Interface dataset entries:
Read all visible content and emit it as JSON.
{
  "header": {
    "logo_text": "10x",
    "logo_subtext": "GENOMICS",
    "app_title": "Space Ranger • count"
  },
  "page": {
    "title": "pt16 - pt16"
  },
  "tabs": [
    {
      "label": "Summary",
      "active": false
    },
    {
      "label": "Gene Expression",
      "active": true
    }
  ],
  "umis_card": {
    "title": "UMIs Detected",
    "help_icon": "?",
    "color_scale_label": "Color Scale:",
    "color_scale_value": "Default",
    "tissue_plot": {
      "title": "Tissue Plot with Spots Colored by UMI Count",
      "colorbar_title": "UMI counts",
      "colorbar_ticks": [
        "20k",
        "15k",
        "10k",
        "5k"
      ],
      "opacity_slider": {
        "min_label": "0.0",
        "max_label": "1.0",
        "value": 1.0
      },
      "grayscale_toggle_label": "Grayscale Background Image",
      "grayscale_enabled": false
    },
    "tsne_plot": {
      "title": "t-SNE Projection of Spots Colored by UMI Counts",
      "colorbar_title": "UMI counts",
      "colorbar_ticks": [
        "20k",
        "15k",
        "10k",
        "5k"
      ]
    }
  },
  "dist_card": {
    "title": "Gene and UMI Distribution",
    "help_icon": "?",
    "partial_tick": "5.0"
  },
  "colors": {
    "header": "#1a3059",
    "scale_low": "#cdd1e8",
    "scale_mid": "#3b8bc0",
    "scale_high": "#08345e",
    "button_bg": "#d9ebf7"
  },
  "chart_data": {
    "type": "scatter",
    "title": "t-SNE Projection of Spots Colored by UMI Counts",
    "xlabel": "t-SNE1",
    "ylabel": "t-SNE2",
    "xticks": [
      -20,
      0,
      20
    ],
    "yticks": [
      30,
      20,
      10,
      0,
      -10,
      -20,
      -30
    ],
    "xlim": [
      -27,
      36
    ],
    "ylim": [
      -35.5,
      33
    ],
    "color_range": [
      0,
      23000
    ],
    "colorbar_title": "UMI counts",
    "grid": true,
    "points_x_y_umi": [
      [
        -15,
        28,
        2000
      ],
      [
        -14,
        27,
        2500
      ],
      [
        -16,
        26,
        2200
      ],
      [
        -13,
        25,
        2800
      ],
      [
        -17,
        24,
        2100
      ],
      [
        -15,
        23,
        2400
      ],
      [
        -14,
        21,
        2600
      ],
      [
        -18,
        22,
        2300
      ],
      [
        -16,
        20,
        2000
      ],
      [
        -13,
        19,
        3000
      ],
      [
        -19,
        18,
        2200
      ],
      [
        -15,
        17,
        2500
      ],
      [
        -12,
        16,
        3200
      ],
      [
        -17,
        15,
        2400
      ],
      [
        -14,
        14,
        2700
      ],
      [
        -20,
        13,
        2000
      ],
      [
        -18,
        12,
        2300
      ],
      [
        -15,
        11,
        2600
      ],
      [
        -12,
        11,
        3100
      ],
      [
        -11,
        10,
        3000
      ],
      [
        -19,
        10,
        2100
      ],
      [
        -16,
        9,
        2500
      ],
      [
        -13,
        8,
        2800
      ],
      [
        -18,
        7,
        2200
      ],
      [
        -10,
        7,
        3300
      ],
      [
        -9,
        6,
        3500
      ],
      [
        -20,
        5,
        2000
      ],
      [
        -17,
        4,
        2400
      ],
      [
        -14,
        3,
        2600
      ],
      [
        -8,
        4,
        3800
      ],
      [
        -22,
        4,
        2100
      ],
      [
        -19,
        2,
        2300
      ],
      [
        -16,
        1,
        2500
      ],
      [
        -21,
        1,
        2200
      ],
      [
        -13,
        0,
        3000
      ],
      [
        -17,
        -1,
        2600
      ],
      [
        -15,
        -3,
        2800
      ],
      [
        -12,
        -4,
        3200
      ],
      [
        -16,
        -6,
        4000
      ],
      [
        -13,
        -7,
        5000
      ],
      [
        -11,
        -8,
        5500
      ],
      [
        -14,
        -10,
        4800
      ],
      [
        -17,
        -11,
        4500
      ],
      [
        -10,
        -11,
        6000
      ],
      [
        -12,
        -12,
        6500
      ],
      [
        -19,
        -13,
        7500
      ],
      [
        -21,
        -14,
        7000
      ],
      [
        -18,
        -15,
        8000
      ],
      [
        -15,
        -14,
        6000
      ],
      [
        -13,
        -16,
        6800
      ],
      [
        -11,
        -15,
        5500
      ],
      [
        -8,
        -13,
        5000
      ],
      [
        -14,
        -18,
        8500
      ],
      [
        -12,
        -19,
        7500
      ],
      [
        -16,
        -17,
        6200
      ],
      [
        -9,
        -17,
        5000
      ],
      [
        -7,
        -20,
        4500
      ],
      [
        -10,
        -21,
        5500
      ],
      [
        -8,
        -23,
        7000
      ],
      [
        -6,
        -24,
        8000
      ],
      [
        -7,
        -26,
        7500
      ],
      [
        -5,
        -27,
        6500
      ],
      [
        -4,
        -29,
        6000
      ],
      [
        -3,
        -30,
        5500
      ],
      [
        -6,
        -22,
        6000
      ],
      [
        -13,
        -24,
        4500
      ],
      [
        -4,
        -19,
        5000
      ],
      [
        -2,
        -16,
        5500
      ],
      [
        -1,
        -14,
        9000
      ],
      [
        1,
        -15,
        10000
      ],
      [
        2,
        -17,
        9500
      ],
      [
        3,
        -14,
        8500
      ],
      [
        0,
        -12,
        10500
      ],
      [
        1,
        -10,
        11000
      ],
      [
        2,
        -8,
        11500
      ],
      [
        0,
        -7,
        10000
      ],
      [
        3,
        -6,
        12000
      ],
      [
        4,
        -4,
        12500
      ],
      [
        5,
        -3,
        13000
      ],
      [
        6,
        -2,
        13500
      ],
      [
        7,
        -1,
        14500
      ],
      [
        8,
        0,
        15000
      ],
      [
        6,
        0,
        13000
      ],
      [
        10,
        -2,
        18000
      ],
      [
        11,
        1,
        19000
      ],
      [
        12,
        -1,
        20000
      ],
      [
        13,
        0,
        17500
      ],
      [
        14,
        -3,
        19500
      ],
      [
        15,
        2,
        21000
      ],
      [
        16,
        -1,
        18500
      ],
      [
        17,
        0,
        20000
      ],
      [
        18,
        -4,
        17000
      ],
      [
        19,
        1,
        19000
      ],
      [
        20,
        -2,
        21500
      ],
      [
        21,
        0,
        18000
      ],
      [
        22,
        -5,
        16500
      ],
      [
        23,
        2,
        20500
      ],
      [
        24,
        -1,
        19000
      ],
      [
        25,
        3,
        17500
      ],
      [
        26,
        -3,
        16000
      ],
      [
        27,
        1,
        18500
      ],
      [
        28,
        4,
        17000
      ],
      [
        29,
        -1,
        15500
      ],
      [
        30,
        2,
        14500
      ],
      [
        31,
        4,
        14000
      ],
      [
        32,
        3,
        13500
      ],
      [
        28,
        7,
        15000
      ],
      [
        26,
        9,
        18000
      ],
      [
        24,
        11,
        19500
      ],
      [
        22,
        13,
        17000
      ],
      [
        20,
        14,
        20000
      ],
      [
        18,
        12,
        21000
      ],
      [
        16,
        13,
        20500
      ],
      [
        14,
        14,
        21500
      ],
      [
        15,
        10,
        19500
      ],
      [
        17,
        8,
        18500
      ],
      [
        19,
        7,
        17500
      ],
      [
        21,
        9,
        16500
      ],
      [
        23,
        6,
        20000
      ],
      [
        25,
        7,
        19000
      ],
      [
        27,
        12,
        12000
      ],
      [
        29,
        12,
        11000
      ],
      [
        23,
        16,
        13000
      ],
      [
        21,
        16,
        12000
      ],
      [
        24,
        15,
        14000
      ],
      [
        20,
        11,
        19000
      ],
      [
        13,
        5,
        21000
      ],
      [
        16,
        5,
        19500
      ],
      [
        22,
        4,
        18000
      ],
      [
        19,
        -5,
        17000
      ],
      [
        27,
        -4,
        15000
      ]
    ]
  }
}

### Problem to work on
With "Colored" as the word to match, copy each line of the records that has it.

### Response
      "title": "Tissue Plot with Spots Colored by UMI Count",
      "title": "t-SNE Projection of Spots Colored by UMI Counts",
    "title": "t-SNE Projection of Spots Colored by UMI Counts",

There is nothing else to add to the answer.